Founder of ‘Big4 of Tennis’
From 2004 to 2010, Roger Federer and Rafael Nadal ruled at the peak of the tennis world, making it an exclusive top2 club. Novak Djokovic’s domination at the top in 2011 made it the big3 of tennis. Then in 2012, Andy Murray finally broke his grand slam duck and that group became the big4. The term continued to be part of tennis parlance in 2013.
As players get their well-deserved break towards the end of 2013, TV channels telecast reruns of old matches and bored tennis fans eagerly anticipate the start of 2014 tennis season; one can’t help resist the thought that next year is going to be more crucial for Roger Federer than others in this elite group. It would have seemed unthinkable a year ago but now the question has to be asked if the founder of this group is going to be able to retain his membership 12 months from now.
Roger started 2013 reasonably well at Australian open, defeating the likes of Raonic and Tsonga en route to another semifinal where he lost to Murray in 5 sets. While he had some disappointing losses in the first half of the year (such as to Julien Benneteau at Rotterdam and to Kei Nishikori at Madrid), he continued to notch a number of wins and compete at the highest level.
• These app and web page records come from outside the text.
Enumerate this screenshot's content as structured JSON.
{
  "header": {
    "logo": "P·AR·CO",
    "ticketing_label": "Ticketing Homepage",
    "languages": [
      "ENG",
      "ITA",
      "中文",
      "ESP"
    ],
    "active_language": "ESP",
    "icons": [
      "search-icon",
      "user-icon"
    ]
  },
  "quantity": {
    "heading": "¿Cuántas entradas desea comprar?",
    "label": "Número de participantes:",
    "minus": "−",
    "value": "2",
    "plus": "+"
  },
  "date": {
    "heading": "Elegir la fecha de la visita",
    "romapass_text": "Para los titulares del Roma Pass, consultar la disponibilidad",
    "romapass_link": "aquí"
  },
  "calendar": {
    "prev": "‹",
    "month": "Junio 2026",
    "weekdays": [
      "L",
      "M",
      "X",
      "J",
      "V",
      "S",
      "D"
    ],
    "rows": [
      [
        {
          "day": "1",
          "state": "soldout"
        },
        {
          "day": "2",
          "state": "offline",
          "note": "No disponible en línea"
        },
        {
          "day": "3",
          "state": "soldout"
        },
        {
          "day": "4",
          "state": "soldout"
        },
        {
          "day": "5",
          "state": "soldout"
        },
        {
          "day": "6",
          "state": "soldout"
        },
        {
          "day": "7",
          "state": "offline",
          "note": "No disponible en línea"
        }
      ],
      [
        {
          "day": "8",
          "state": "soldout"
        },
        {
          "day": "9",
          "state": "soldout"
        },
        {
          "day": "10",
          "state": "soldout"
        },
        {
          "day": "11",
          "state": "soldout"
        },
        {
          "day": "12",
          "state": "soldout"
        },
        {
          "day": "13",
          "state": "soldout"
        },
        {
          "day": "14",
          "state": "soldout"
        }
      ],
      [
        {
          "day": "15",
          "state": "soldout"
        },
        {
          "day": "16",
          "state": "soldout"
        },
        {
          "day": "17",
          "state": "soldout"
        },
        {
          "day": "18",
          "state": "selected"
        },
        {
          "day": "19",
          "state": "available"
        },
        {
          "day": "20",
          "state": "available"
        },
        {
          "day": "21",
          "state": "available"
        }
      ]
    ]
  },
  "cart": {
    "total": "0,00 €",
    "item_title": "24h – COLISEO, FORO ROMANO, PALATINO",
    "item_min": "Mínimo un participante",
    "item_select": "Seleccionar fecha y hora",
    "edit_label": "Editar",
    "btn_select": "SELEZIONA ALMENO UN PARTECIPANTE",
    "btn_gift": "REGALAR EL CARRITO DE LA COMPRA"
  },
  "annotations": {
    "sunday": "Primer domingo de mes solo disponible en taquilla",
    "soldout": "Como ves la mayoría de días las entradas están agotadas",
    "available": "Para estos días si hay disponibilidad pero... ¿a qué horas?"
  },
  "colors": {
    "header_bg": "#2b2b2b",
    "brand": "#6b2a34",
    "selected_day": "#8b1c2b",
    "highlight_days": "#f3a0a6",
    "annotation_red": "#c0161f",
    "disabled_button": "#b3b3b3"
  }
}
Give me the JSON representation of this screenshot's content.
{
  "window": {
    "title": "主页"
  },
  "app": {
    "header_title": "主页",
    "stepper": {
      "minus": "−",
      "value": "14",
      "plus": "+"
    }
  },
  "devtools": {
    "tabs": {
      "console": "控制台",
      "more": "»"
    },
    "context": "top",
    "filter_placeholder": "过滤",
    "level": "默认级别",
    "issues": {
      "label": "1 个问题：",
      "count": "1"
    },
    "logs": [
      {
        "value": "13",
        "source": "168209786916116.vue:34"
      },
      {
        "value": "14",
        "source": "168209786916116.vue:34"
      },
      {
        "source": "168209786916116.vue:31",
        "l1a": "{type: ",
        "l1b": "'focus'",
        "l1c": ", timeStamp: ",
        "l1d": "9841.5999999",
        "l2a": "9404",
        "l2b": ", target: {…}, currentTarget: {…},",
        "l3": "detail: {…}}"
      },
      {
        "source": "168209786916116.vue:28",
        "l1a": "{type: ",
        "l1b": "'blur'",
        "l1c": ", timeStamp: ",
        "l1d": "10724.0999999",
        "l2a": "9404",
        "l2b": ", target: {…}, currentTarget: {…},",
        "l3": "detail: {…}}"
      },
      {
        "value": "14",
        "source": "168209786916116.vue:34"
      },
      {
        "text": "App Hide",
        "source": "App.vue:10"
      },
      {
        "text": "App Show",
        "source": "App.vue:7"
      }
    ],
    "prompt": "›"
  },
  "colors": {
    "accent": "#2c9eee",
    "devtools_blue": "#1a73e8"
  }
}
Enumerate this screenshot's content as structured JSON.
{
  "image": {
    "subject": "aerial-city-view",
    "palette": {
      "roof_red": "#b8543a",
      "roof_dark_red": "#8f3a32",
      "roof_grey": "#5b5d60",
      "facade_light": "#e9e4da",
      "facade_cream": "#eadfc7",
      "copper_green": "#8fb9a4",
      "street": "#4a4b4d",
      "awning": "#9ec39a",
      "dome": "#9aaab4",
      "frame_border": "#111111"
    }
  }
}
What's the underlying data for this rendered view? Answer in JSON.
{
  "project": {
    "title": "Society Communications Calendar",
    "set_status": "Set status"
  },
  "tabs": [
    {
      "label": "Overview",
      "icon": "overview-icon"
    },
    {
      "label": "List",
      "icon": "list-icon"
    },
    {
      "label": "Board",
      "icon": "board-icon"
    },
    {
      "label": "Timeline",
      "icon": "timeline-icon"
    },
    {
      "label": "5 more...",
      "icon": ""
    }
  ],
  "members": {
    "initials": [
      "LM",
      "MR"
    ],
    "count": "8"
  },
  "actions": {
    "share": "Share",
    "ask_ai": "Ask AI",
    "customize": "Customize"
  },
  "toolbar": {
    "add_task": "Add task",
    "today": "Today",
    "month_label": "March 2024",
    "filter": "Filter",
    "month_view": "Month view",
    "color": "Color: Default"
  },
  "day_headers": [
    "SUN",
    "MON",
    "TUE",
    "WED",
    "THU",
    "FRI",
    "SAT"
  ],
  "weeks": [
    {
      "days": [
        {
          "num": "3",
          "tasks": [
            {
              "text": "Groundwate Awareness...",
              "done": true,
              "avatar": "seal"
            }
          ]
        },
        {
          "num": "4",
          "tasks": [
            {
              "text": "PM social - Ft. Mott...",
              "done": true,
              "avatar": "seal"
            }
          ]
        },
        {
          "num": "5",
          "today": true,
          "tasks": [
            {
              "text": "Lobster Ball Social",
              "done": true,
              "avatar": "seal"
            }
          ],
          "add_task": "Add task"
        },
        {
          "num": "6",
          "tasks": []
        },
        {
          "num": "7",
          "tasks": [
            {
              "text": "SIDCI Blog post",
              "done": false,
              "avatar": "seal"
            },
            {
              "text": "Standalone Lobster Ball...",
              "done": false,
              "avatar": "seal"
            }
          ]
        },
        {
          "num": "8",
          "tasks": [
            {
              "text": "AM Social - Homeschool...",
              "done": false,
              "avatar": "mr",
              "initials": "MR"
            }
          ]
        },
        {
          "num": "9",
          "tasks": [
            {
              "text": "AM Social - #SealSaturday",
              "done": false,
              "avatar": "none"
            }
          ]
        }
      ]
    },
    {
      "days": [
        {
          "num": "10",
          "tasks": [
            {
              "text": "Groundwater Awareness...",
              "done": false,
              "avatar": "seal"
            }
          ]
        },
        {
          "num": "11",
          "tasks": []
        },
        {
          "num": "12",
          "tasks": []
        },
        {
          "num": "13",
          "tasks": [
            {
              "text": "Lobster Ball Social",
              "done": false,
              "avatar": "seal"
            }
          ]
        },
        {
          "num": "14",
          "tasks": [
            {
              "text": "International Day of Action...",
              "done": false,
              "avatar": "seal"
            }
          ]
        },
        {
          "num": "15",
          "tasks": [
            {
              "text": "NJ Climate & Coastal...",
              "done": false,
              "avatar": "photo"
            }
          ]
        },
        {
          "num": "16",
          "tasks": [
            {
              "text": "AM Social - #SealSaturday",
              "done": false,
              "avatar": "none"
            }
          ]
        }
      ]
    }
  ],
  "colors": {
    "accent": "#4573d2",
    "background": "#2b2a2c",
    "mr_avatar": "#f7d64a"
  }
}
He lost to Tsonga in the quarters of French but in the process extended his record of consecutive grand slam quarter final appearances to an incredible 36. He came back strongly from that defeat to win the title at Halle.
All was still well. Federer was still ranked in top3. Then came the jolt. Out of nowhere. At Wimbledon, he lost to world number 116 Sergiy Stakhovsky in the second round. He then lost to Federico Delbonis, another player outside top 100 at 114, in the next tournament he played. The losing streak continued into the following tournament where he lost to David Brands ranked 55. The lean form continued through to the US open where he lost in the round of 16.
Suddenly things weren’t the same any more. It was a full blown crisis. Federer wasn’t just not winning tournaments any more but he was losing in early rounds and losing to players ranked outside top 50 and even top 100. His ranking slipped to outside 4 for the first time since 2003 and went as low as 7.
The decline in form and the loss of confidence was so sudden that it took everyone by surprise. People didn’t realize what was wrong. Was it his troublesome back which he later talked about but then don’t we all expect Roger to do better, back niggle or not? Was it the new racquet that contributed to some of the losses after Wimbledon but then what happened at his favourite All England grass surface? Was it his age finally catching up with him but he was still only 31 and old age doesn’t catch up in a matter of weeks, does it? Was it his movement, as Novak thought, either hampered by his back injury or slowed as a result of aging? Was it his ability to stay calm in big pressure moments that started to wane just a little? Or was it a combination of some or all of these factors?
None knew the answer, not completely anyway. People tried to explain the best they could but they all essentially waited for a response. And it came. Slowly but surely. At his hometown tournament in Basel he reached the final making sure he will be competing in the prestigious year end event. In London, he scored wins over Gasquet and Del Potro and competed well with Djokovic and Nadal although he lost to both of them.
The good news for Roger’s fans was that he showed significant progress towards a comeback to fitness, form and confidence during those two weeks. He still showed inconsistency for certain periods during matches and a lack of confidence at times but he also showed a willingness to fight harder than he is used to and a willingness to change strategy when it wasn’t working. Some great volleys at the net and some deft drop shots on the slow centre court of the O2 arena were delightful examples of changing tactics. So was the decision to part ways with his coach.
Roger has been many things to tennis. He has been the winner of most grand slams in history, has been arguably the greatest player of all time and one of the most graceful players across all eras. He has won the Stefan Edberg sportsmanship award 9 times, Fans’ Favorite award 11 consecutive times and the Arthur Ashe Humanitarian Award twice. He never had to worry about winning the Comeback Player of the Year award but if he wants to fulfill his desire to play at the next Olympic Games at Rio, a comeback is exactly what he has to produce.
Mark Philippoussis, for one, thinks Roger can win one more grand slam and that it has to be in 2014 if that has to happen. While I am not sure about the first part of his prophecy (I think he can win more than one or can end up at his current list of 17) but am more inclined to agree with Mark on the second part that if Roger is to mount a strong comeback, 2014 is where it begins. After all, won’t we all like to see Roger competing in the final weekend of grand slams and at the year-end World Tour finals for some more time to come?Published 01 Dec 2013, 19:50 IST